Task:
The word "information" occurs in some lines of the listing. Copy those lines.

Exercise inputs START

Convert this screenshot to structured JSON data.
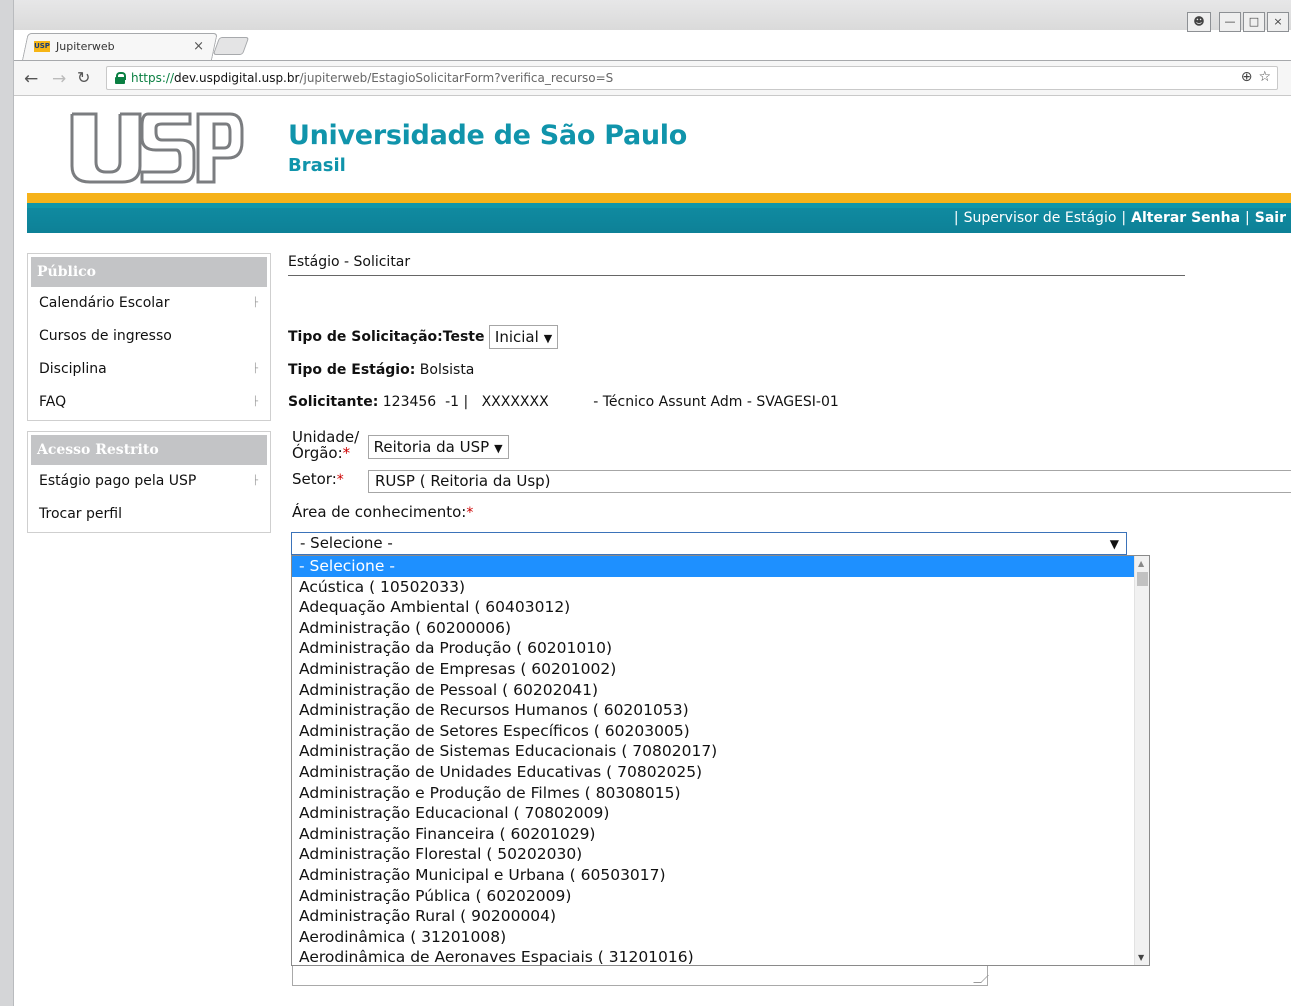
{
  "browser": {
    "tab_title": "Jupiterweb",
    "tab_close": "×",
    "favicon_text": "USP",
    "url_scheme": "https://",
    "url_host": "dev.uspdigital.usp.br",
    "url_path": "/jupiterweb/EstagioSolicitarForm?verifica_recurso=S",
    "secure_color": "#0b8043"
  },
  "header": {
    "title": "Universidade de São Paulo",
    "subtitle": "Brasil",
    "brand_color": "#1094ab",
    "accent_yellow": "#f6b21a",
    "accent_teal": "#108aa0"
  },
  "topmenu": {
    "supervisor": "Supervisor de Estágio",
    "alterar_senha": "Alterar Senha",
    "sair": "Sair"
  },
  "sidebar": {
    "publico": {
      "title": "Público",
      "items": [
        {
          "label": "Calendário Escolar",
          "submenu": true
        },
        {
          "label": "Cursos de ingresso",
          "submenu": false
        },
        {
          "label": "Disciplina",
          "submenu": true
        },
        {
          "label": "FAQ",
          "submenu": true
        }
      ]
    },
    "restrito": {
      "title": "Acesso Restrito",
      "items": [
        {
          "label": "Estágio pago pela USP",
          "submenu": true
        },
        {
          "label": "Trocar perfil",
          "submenu": false
        }
      ]
    }
  },
  "content": {
    "breadcrumb": "Estágio - Solicitar",
    "tipo_solicitacao_label": "Tipo de Solicitação:Teste",
    "tipo_solicitacao_value": "Inicial",
    "tipo_estagio_label": "Tipo de Estágio:",
    "tipo_estagio_value": "Bolsista",
    "solicitante_label": "Solicitante:",
    "solicitante_value": "123456  -1 |   XXXXXXX          - Técnico Assunt Adm - SVAGESI-01",
    "unidade_label_1": "Unidade/",
    "unidade_label_2": "Órgão:",
    "unidade_value": "Reitoria da USP",
    "setor_label": "Setor:",
    "setor_value": "RUSP ( Reitoria da Usp)",
    "area_label": "Área de conhecimento:",
    "area_selected": "- Selecione -",
    "required_mark": "*",
    "area_options": [
      "- Selecione -",
      "Acústica ( 10502033)",
      "Adequação Ambiental ( 60403012)",
      "Administração ( 60200006)",
      "Administração da Produção ( 60201010)",
      "Administração de Empresas ( 60201002)",
      "Administração de Pessoal ( 60202041)",
      "Administração de Recursos Humanos ( 60201053)",
      "Administração de Setores Específicos ( 60203005)",
      "Administração de Sistemas Educacionais ( 70802017)",
      "Administração de Unidades Educativas ( 70802025)",
      "Administração e Produção de Filmes ( 80308015)",
      "Administração Educacional ( 70802009)",
      "Administração Financeira ( 60201029)",
      "Administração Florestal ( 50202030)",
      "Administração Municipal e Urbana ( 60503017)",
      "Administração Pública ( 60202009)",
      "Administração Rural ( 90200004)",
      "Aerodinâmica ( 31201008)",
      "Aerodinâmica de Aeronaves Espaciais ( 31201016)"
    ],
    "selection_color": "#1e90ff"
  }
}
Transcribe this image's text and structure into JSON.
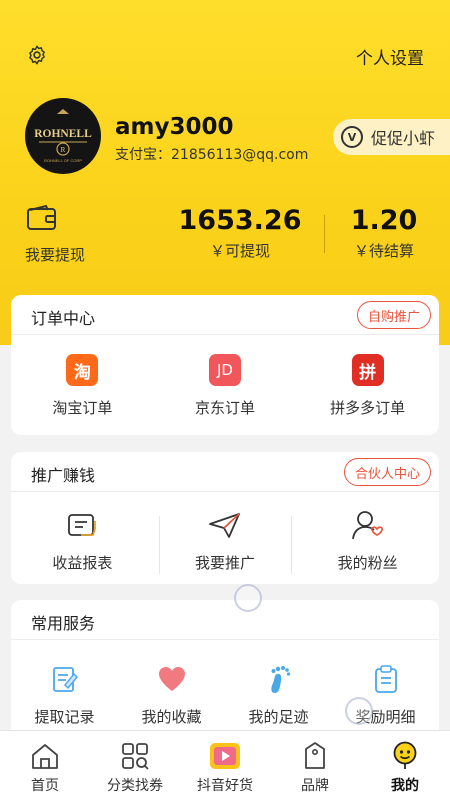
{
  "header": {
    "settings_label": "个人设置",
    "user_name": "amy3000",
    "alipay": "支付宝：21856113@qq.com",
    "promo_pill": "促促小虾",
    "promo_badge": "V",
    "avatar_brand": "ROHNELL",
    "avatar_sub": "ROHNELL OF CORP",
    "withdraw_label": "我要提现",
    "available_amount": "1653.26",
    "available_label": "￥可提现",
    "pending_amount": "1.20",
    "pending_label": "￥待结算"
  },
  "orders": {
    "title": "订单中心",
    "tag": "自购推广",
    "items": [
      {
        "label": "淘宝订单",
        "glyph": "淘",
        "color": "#ff6a1a"
      },
      {
        "label": "京东订单",
        "glyph": "JD",
        "color": "#f0565a"
      },
      {
        "label": "拼多多订单",
        "glyph": "拼",
        "color": "#e02e24"
      }
    ]
  },
  "promote": {
    "title": "推广赚钱",
    "tag": "合伙人中心",
    "items": [
      {
        "label": "收益报表",
        "icon": "report-icon"
      },
      {
        "label": "我要推广",
        "icon": "paper-plane-icon"
      },
      {
        "label": "我的粉丝",
        "icon": "fans-icon"
      }
    ]
  },
  "services": {
    "title": "常用服务",
    "items": [
      {
        "label": "提取记录",
        "icon": "record-icon"
      },
      {
        "label": "我的收藏",
        "icon": "heart-icon"
      },
      {
        "label": "我的足迹",
        "icon": "footprint-icon"
      },
      {
        "label": "奖励明细",
        "icon": "clipboard-icon"
      }
    ]
  },
  "tabbar": {
    "items": [
      {
        "label": "首页",
        "icon": "home-icon"
      },
      {
        "label": "分类找券",
        "icon": "category-icon"
      },
      {
        "label": "抖音好货",
        "icon": "video-icon"
      },
      {
        "label": "品牌",
        "icon": "brand-tag-icon"
      },
      {
        "label": "我的",
        "icon": "profile-face-icon"
      }
    ],
    "active_index": 4
  },
  "colors": {
    "brand_yellow": "#fbd21a",
    "accent_red": "#e8553d",
    "taobao": "#ff6a1a",
    "jd": "#f0565a",
    "pdd": "#e02e24"
  }
}
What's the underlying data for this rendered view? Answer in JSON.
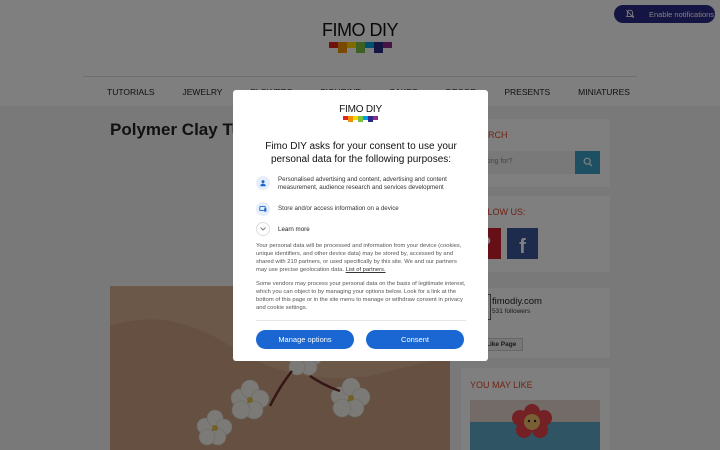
{
  "page": {
    "notifications_label": "Enable notifications",
    "logo_text_light": "FIMO",
    "logo_text_bold": "DIY",
    "nav": [
      "TUTORIALS",
      "JEWELRY",
      "FLOWERS",
      "FIGURINE",
      "CAKES",
      "DECOR",
      "PRESENTS",
      "MINIATURES"
    ],
    "title": "Polymer Clay Tu",
    "search_heading": "SEARCH",
    "search_placeholder": "Looking for?",
    "follow_heading": "FOLLOW US:",
    "fb_name": "fimodiy.com",
    "fb_followers": "531 followers",
    "fb_like_page": "Like Page",
    "you_may_like": "YOU MAY LIKE"
  },
  "consent": {
    "logo_text": "FIMO DIY",
    "heading": "Fimo DIY asks for your consent to use your personal data for the following purposes:",
    "purposes": [
      {
        "icon": "person-icon",
        "text": "Personalised advertising and content, advertising and content measurement, audience research and services development"
      },
      {
        "icon": "device-icon",
        "text": "Store and/or access information on a device"
      }
    ],
    "learn_more": "Learn more",
    "paragraph1": "Your personal data will be processed and information from your device (cookies, unique identifiers, and other device data) may be stored by, accessed by and shared with 210 partners, or used specifically by this site. We and our partners may use precise geolocation data.",
    "partners_link": "List of partners.",
    "paragraph2": "Some vendors may process your personal data on the basis of legitimate interest, which you can object to by managing your options below. Look for a link at the bottom of this page or in the site menu to manage or withdraw consent in privacy and cookie settings.",
    "manage_label": "Manage options",
    "consent_label": "Consent"
  },
  "colors": {
    "primary_button": "#1a66d2",
    "accent_heading": "#e0452c",
    "notification_pill": "#2b2b87"
  }
}
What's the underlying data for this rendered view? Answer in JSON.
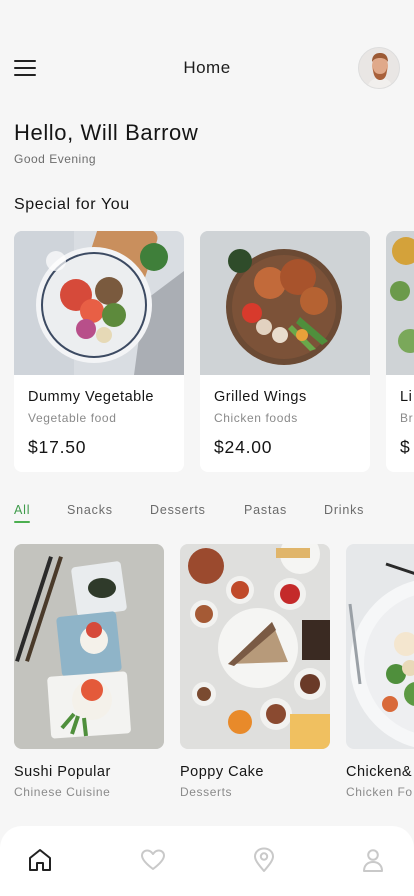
{
  "header": {
    "title": "Home",
    "menu_icon": "hamburger-menu-icon",
    "avatar": "user-avatar"
  },
  "greeting": {
    "title": "Hello, Will Barrow",
    "subtitle": "Good Evening"
  },
  "specials": {
    "title": "Special for You",
    "items": [
      {
        "name": "Dummy Vegetable",
        "category": "Vegetable food",
        "price": "$17.50"
      },
      {
        "name": "Grilled Wings",
        "category": "Chicken foods",
        "price": "$24.00"
      },
      {
        "name": "Li",
        "category": "Br",
        "price": "$"
      }
    ]
  },
  "categories": {
    "active": "All",
    "items": [
      "All",
      "Snacks",
      "Desserts",
      "Pastas",
      "Drinks"
    ]
  },
  "dishes": [
    {
      "name": "Sushi Popular",
      "category": "Chinese Cuisine"
    },
    {
      "name": "Poppy Cake",
      "category": "Desserts"
    },
    {
      "name": "Chicken&",
      "category": "Chicken Fo"
    }
  ],
  "bottom_nav": {
    "items": [
      "home-icon",
      "heart-icon",
      "location-pin-icon",
      "profile-icon"
    ],
    "active": "home-icon"
  },
  "colors": {
    "accent": "#4caf50",
    "background": "#f6f6f6",
    "card": "#ffffff"
  }
}
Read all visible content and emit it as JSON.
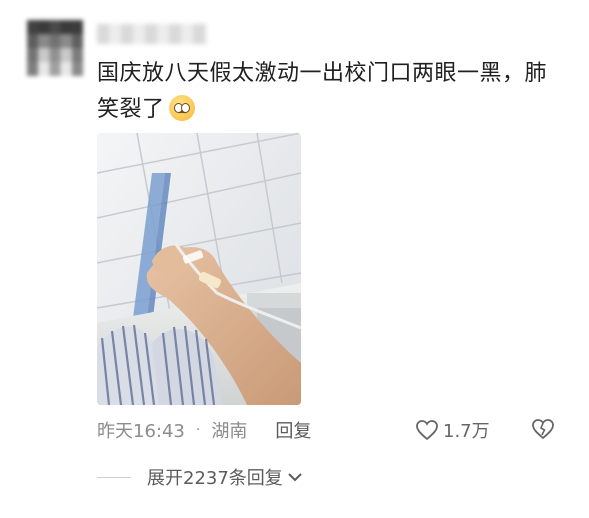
{
  "comment": {
    "text": "国庆放八天假太激动一出校门口两眼一黑，肺笑裂了",
    "emoji": "pleading-face-emoji"
  },
  "photo": {
    "subject": "arm-with-iv-drip"
  },
  "meta": {
    "time": "昨天16:43",
    "separator": "·",
    "location": "湖南",
    "reply_label": "回复",
    "likes_count": "1.7万"
  },
  "replies": {
    "expand_label": "展开2237条回复"
  },
  "icons": {
    "like": "heart-outline-icon",
    "dislike": "broken-heart-icon",
    "expand": "chevron-down-icon"
  },
  "colors": {
    "text_primary": "#202020",
    "text_secondary": "#8c8c8c"
  }
}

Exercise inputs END

Output:
        "text": "Store and/or access information on a device"
    "paragraph1": "Your personal data will be processed and information from your device (cookies, unique identifiers, and other device data) may be stored by, accessed by and shared with 210 partners, or used specifically by this site. We and our partners may use precise geolocation data.",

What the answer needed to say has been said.